When the State Board of Canvassers voted to approve the ballot language for Proposition 1, Wes Nakagiri was there to voice his concerns on behalf of Michigan Taxpayers. Below is the Livingston Daily’s coverage of the hearing. Note: This story ran just prior to the scheduled hearing.
Written by Wayne Peal, Livingston Daily
A public hearing today in Lansing will help finalize wording on Proposal 1 for the May 5 election.
But a local activist is calling on the state to make all wording related to the proposed state sales tax increase available to voters at the polls.
Wes Nakagiri of RetakeOurGov said all legislative resolutions and bills related to Proposal 1 should be available for voters to view at all polling places.
"People need to know what they are actually voting on," Nakagiri said.
"There are 64 pages related to this proposal. How they are going to get that down into a 100 or so words without being biased is a concern."
Former state representative Tom McMillan, who ran in last year's 8th District U.S. House primary, has also called for ballot wording telling voters about each of the 10 laws that will go into effect should Proposal 1 pass.
Nakagiri said he would to attend the hearing, set for 3:30 p.m. before the state Bureau of Canvassers.
The bureau will decide between seven wording proposals, including one proposed by the Safe Roads Yes Committee and one by McMillin and favored by Nakagiri.
RetakeOurGov, a Tea Party organization based in Hartland Township, has been critical of the proposal, which would increase the state sales tax from 6 to 7 percent. It would also remove the state sales tax on fuel sales, while directing fuel taxes exclusively to roads.
While the proposal would provide an estimated $1.2 billion for road repairs, Nakagiri criticized it for also including money for other activities.
Proposal 1 would also provide $300 million for public schools, $100 million for mass transit and $95 million for local governments, in part to make up for losses in eliminating the sales tax on fuel.

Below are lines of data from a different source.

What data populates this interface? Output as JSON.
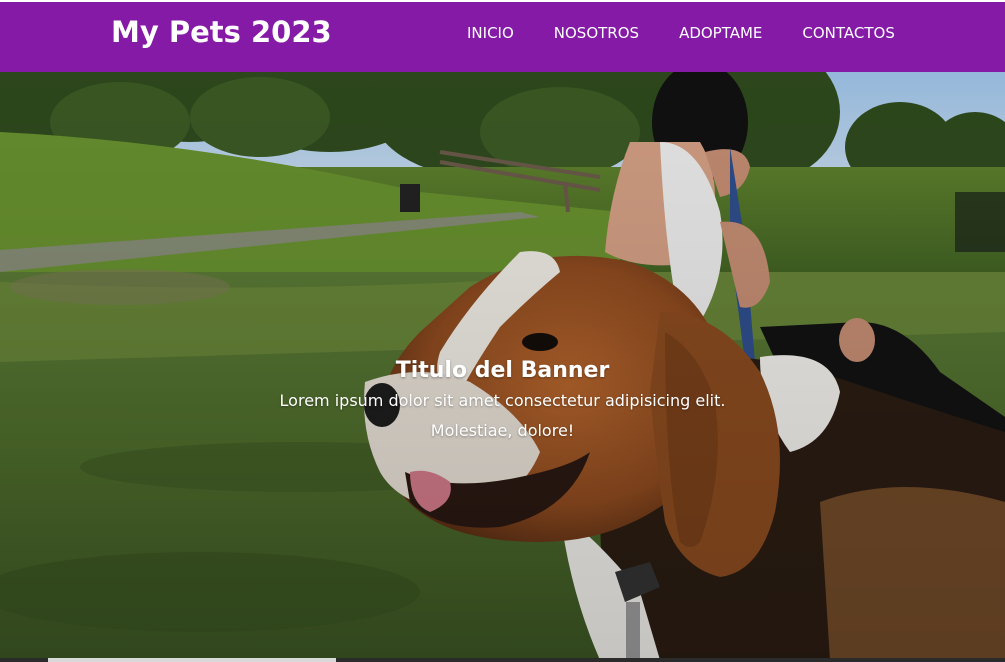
{
  "header": {
    "brand": "My Pets 2023",
    "nav": [
      {
        "label": "INICIO"
      },
      {
        "label": "NOSOTROS"
      },
      {
        "label": "ADOPTAME"
      },
      {
        "label": "CONTACTOS"
      }
    ]
  },
  "banner": {
    "title": "Titulo del Banner",
    "description": "Lorem ipsum dolor sit amet consectetur adipisicing elit. Molestiae, dolore!",
    "image": "photo of a beagle dog on grass in a park with a person holding its leash"
  },
  "colors": {
    "header_bg": "#851aa6",
    "text": "#ffffff"
  }
}
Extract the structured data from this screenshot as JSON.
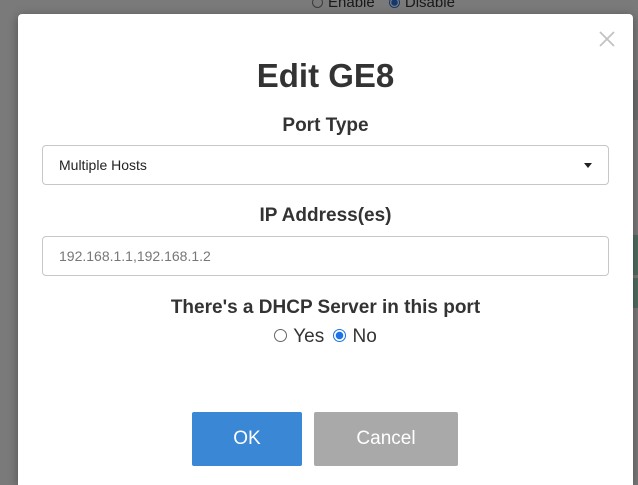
{
  "background": {
    "radio_options": [
      {
        "label": "Enable",
        "checked": false
      },
      {
        "label": "Disable",
        "checked": true
      }
    ]
  },
  "modal": {
    "title": "Edit GE8",
    "close_icon": "close-icon",
    "port_type": {
      "label": "Port Type",
      "selected": "Multiple Hosts"
    },
    "ip_addresses": {
      "label": "IP Address(es)",
      "value": "192.168.1.1,192.168.1.2"
    },
    "dhcp": {
      "label": "There's a DHCP Server in this port",
      "options": [
        {
          "label": "Yes",
          "checked": false
        },
        {
          "label": "No",
          "checked": true
        }
      ]
    },
    "buttons": {
      "ok": "OK",
      "cancel": "Cancel"
    }
  },
  "colors": {
    "primary_button": "#3a87d6",
    "secondary_button": "#a9a9a9",
    "radio_checked": "#1a73e8",
    "overlay": "rgba(0,0,0,0.5)"
  }
}
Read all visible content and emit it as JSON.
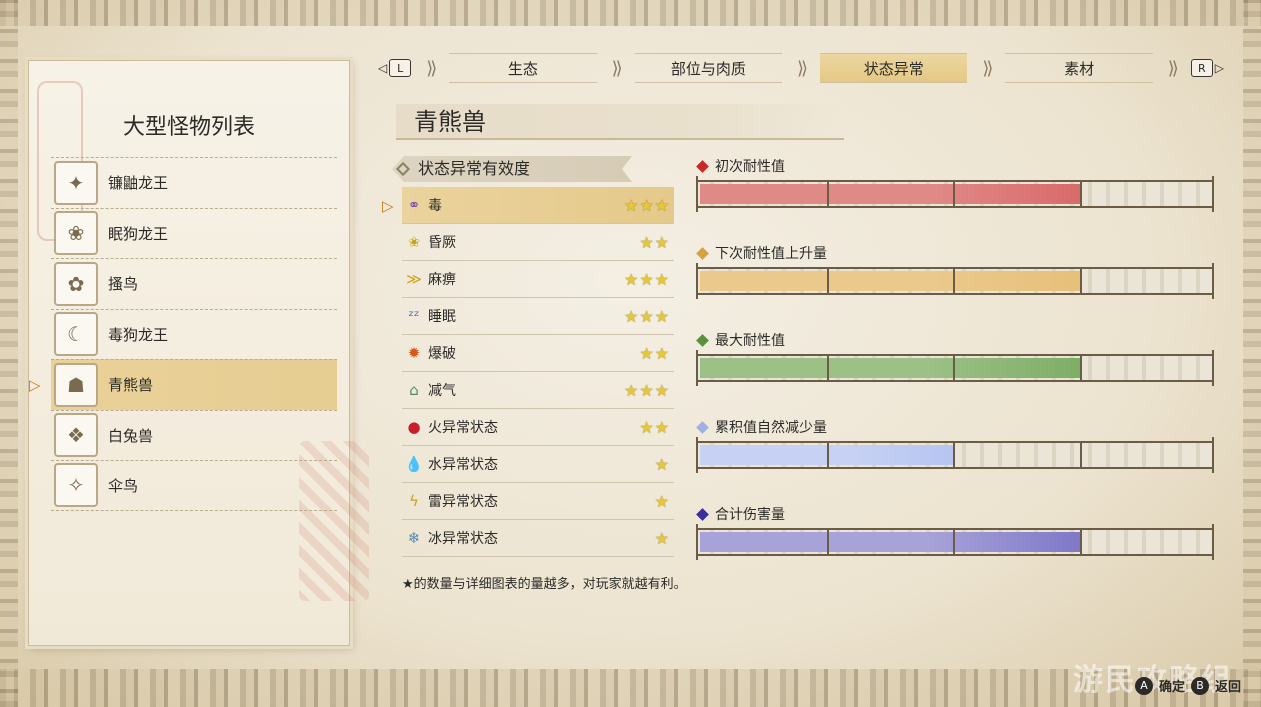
{
  "tabs": {
    "left_key": "L",
    "right_key": "R",
    "items": [
      "生态",
      "部位与肉质",
      "状态异常",
      "素材"
    ],
    "active": "状态异常"
  },
  "monster_list": {
    "title": "大型怪物列表",
    "items": [
      "镰鼬龙王",
      "眠狗龙王",
      "搔鸟",
      "毒狗龙王",
      "青熊兽",
      "白兔兽",
      "伞鸟"
    ],
    "selected": "青熊兽"
  },
  "monster": {
    "name": "青熊兽"
  },
  "effectiveness": {
    "title": "状态异常有效度",
    "rows": [
      {
        "icon": "poison-icon",
        "label": "毒",
        "stars": "★★★"
      },
      {
        "icon": "stun-icon",
        "label": "昏厥",
        "stars": "★★"
      },
      {
        "icon": "paralysis-icon",
        "label": "麻痹",
        "stars": "★★★"
      },
      {
        "icon": "sleep-icon",
        "label": "睡眠",
        "stars": "★★★"
      },
      {
        "icon": "blast-icon",
        "label": "爆破",
        "stars": "★★"
      },
      {
        "icon": "exhaust-icon",
        "label": "减气",
        "stars": "★★★"
      },
      {
        "icon": "fireblight-icon",
        "label": "火异常状态",
        "stars": "★★"
      },
      {
        "icon": "waterblight-icon",
        "label": "水异常状态",
        "stars": "★"
      },
      {
        "icon": "thunderblight-icon",
        "label": "雷异常状态",
        "stars": "★"
      },
      {
        "icon": "iceblight-icon",
        "label": "冰异常状态",
        "stars": "★"
      }
    ],
    "footnote": "★的数量与详细图表的量越多，对玩家就越有利。"
  },
  "bars": [
    {
      "label": "初次耐性值",
      "color": "#c9282a",
      "fill_color": "#e08a88",
      "fill_dark": "#d96a6a",
      "level": 3
    },
    {
      "label": "下次耐性值上升量",
      "color": "#d8a13d",
      "fill_color": "#ebc98c",
      "fill_dark": "#e7c07a",
      "level": 3
    },
    {
      "label": "最大耐性值",
      "color": "#5a8f3e",
      "fill_color": "#9cc086",
      "fill_dark": "#7eae66",
      "level": 3
    },
    {
      "label": "累积值自然减少量",
      "color": "#9fb0e6",
      "fill_color": "#c6d1f3",
      "fill_dark": "#b6c5f1",
      "level": 2
    },
    {
      "label": "合计伤害量",
      "color": "#3a2f9a",
      "fill_color": "#a7a3d8",
      "fill_dark": "#7f78c8",
      "level": 3
    }
  ],
  "bar_segments": 4,
  "footer": {
    "confirm_key": "A",
    "confirm": "确定",
    "back_key": "B",
    "back": "返回",
    "brand": "游民攻略组"
  }
}
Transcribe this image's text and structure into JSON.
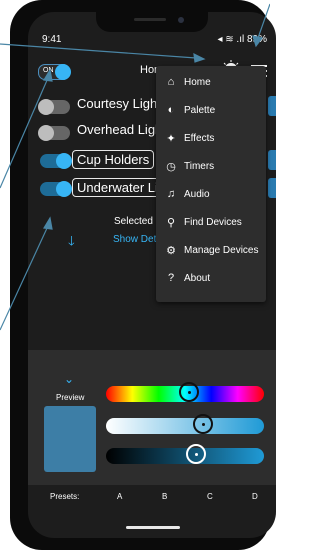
{
  "status": {
    "time": "9:41",
    "right": "◂ ≋ .ıl 89%"
  },
  "header": {
    "title": "Home",
    "master_label": "ON"
  },
  "devices": [
    {
      "name": "Courtesy Lights",
      "on": false
    },
    {
      "name": "Overhead Lights",
      "on": false
    },
    {
      "name": "Cup Holders",
      "on": true
    },
    {
      "name": "Underwater Lights",
      "on": true
    }
  ],
  "selection": {
    "selected_text": "Selected",
    "show_details": "Show Details"
  },
  "menu": [
    {
      "label": "Home",
      "icon": "home-icon",
      "glyph": "⌂"
    },
    {
      "label": "Palette",
      "icon": "palette-icon",
      "glyph": "◐"
    },
    {
      "label": "Effects",
      "icon": "effects-icon",
      "glyph": "✦"
    },
    {
      "label": "Timers",
      "icon": "timer-icon",
      "glyph": "◷"
    },
    {
      "label": "Audio",
      "icon": "music-icon",
      "glyph": "♫"
    },
    {
      "label": "Find Devices",
      "icon": "search-icon",
      "glyph": "⚲"
    },
    {
      "label": "Manage Devices",
      "icon": "gear-icon",
      "glyph": "⚙"
    },
    {
      "label": "About",
      "icon": "question-icon",
      "glyph": "?"
    }
  ],
  "color_panel": {
    "preview_label": "Preview",
    "preview_color": "#3d7ea6",
    "hue_level": 0.53,
    "saturation_level": 0.63,
    "brightness_level": 0.58
  },
  "presets": {
    "label": "Presets:",
    "items": [
      "A",
      "B",
      "C",
      "D"
    ]
  },
  "colors": {
    "accent": "#37b5f5",
    "background": "#1d1d1d",
    "menu": "#2d2d2d"
  }
}
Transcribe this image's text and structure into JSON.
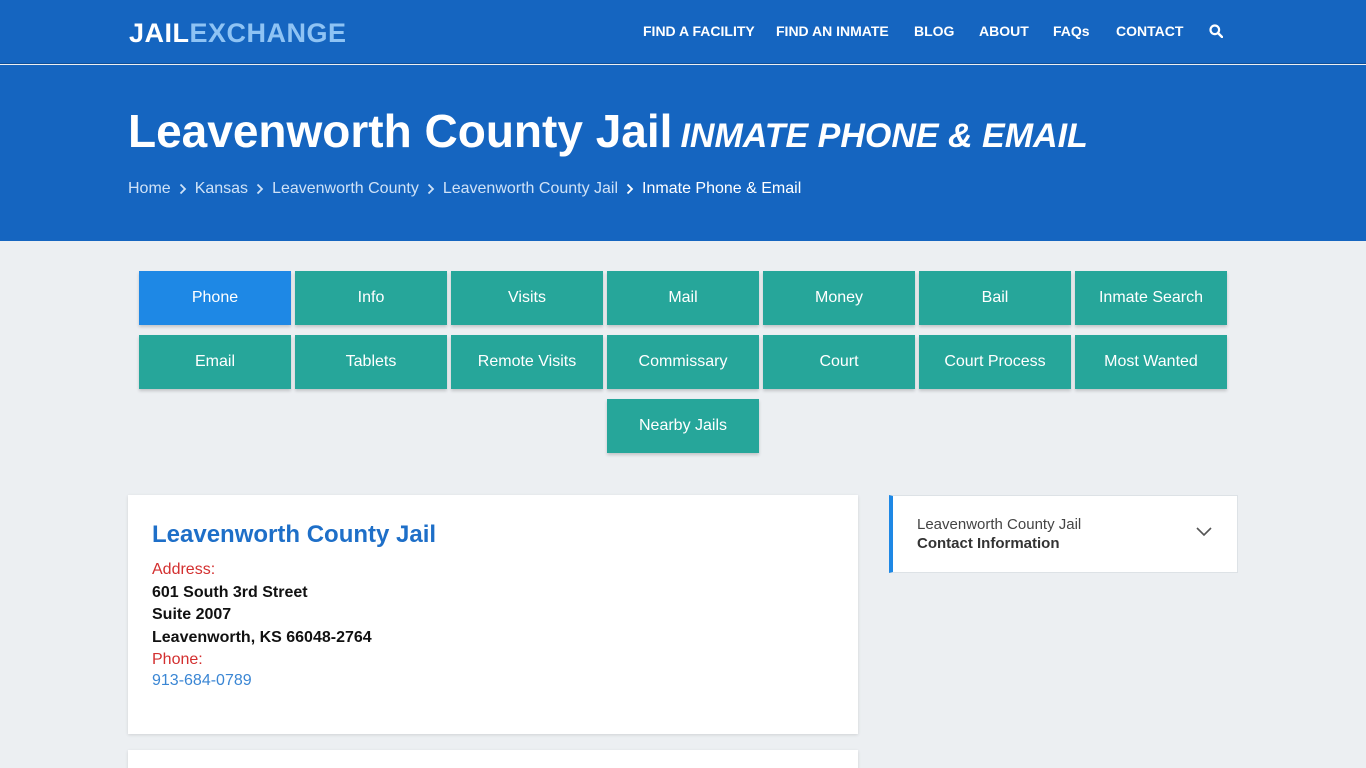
{
  "logo": {
    "part1": "JAIL",
    "part2": "EXCHANGE"
  },
  "nav": {
    "items": [
      "FIND A FACILITY",
      "FIND AN INMATE",
      "BLOG",
      "ABOUT",
      "FAQs",
      "CONTACT"
    ],
    "search_icon": "search-icon"
  },
  "hero": {
    "title": "Leavenworth County Jail",
    "subtitle": "Inmate Phone & Email",
    "breadcrumb": [
      "Home",
      "Kansas",
      "Leavenworth County",
      "Leavenworth County Jail",
      "Inmate Phone & Email"
    ]
  },
  "tabs": {
    "row1": [
      "Phone",
      "Info",
      "Visits",
      "Mail",
      "Money",
      "Bail",
      "Inmate Search"
    ],
    "row2": [
      "Email",
      "Tablets",
      "Remote Visits",
      "Commissary",
      "Court",
      "Court Process",
      "Most Wanted"
    ],
    "row3": [
      "Nearby Jails"
    ],
    "active": "Phone"
  },
  "facility": {
    "name": "Leavenworth County Jail",
    "address_label": "Address:",
    "address_line1": "601 South 3rd Street",
    "address_line2": "Suite 2007",
    "address_line3": "Leavenworth, KS 66048-2764",
    "phone_label": "Phone:",
    "phone": "913-684-0789"
  },
  "sidebar": {
    "line1": "Leavenworth County Jail",
    "line2": "Contact Information"
  },
  "colors": {
    "brand_blue": "#1565c0",
    "tab_teal": "#26a69a",
    "tab_active": "#1e88e5",
    "label_red": "#d32f2f",
    "link_blue": "#3a86d4"
  }
}
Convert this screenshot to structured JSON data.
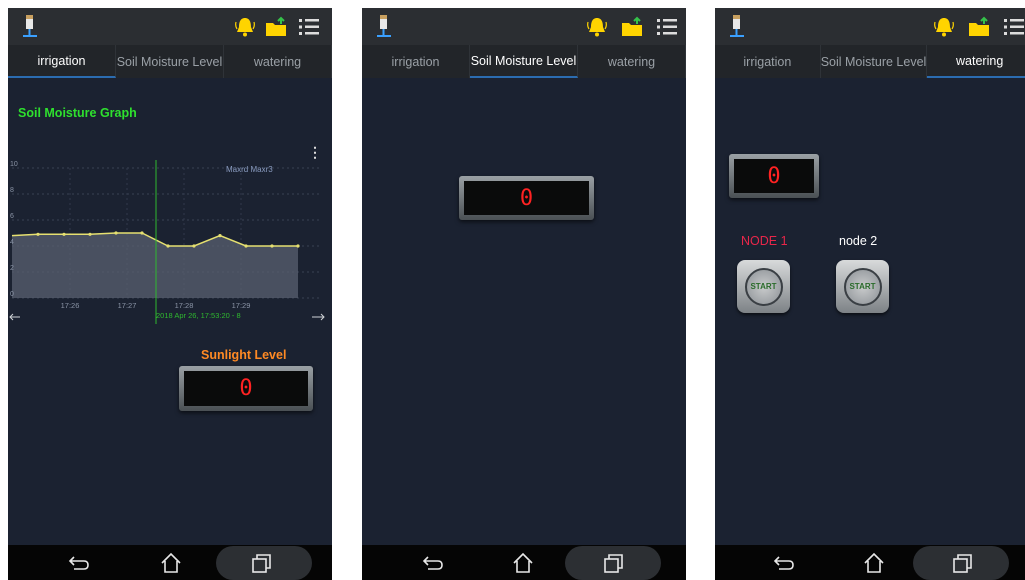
{
  "tabs": [
    "irrigation",
    "Soil Moisture Level",
    "watering"
  ],
  "screen1": {
    "active_tab": 0,
    "graph_title": "Soil Moisture Graph",
    "legend": "Maxrd Maxr3",
    "menu_glyph": "⋮",
    "cursor_label": "2018 Apr 26, 17:53:20 - 8",
    "sunlight_label": "Sunlight Level",
    "sunlight_value": "0",
    "chart_data": {
      "type": "area",
      "title": "Soil Moisture Graph",
      "x": [
        "17:26",
        "17:27",
        "17:28",
        "17:29"
      ],
      "y_ticks": [
        10,
        8,
        6,
        4,
        2,
        0
      ],
      "ylim": [
        0,
        10
      ],
      "series": [
        {
          "values": [
            4.8,
            4.9,
            4.9,
            4.9,
            5.0,
            5.0,
            4.0,
            4.0,
            4.8,
            4.0,
            4.0,
            4.0
          ]
        }
      ],
      "grid": true
    }
  },
  "screen2": {
    "active_tab": 1,
    "moisture_value": "0"
  },
  "screen3": {
    "active_tab": 2,
    "value": "0",
    "node1_label": "NODE 1",
    "node2_label": "node 2",
    "start_label": "START"
  },
  "colors": {
    "background": "#1b2231",
    "graph_title": "#2ee02e",
    "sunlight_label": "#ff8a24",
    "node1_label": "#e8264a",
    "lcd_digit": "#ff2222"
  },
  "icons": [
    "app-icon",
    "bell-icon",
    "folder-icon",
    "menu-icon",
    "back-icon",
    "home-icon",
    "recent-apps-icon"
  ]
}
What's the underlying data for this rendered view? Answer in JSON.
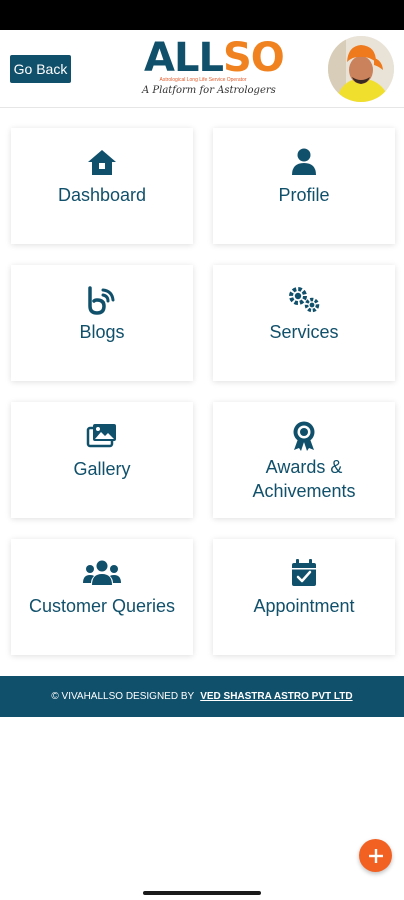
{
  "header": {
    "back_label": "Go Back",
    "logo": {
      "part1": "ALL",
      "part2": "SO",
      "subtitle": "Astrological Long Life Service Operator",
      "tagline": "A Platform for Astrologers"
    },
    "avatar_icon": "profile-photo"
  },
  "menu": {
    "items": [
      {
        "label": "Dashboard",
        "icon": "home-icon"
      },
      {
        "label": "Profile",
        "icon": "user-icon"
      },
      {
        "label": "Blogs",
        "icon": "blog-icon"
      },
      {
        "label": "Services",
        "icon": "cogs-icon"
      },
      {
        "label": "Gallery",
        "icon": "images-icon"
      },
      {
        "label": "Awards &\nAchivements",
        "icon": "award-icon"
      },
      {
        "label": "Customer Queries",
        "icon": "users-icon"
      },
      {
        "label": "Appointment",
        "icon": "calendar-check-icon"
      }
    ]
  },
  "footer": {
    "text": "© VIVAHALLSO DESIGNED BY",
    "link": "VED SHASTRA ASTRO PVT LTD"
  },
  "fab": {
    "icon": "plus-icon"
  },
  "colors": {
    "primary": "#11506b",
    "accent": "#f0821f",
    "fab": "#f26122"
  }
}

The hearing is open to the public and set for room 426 of the State Capitol.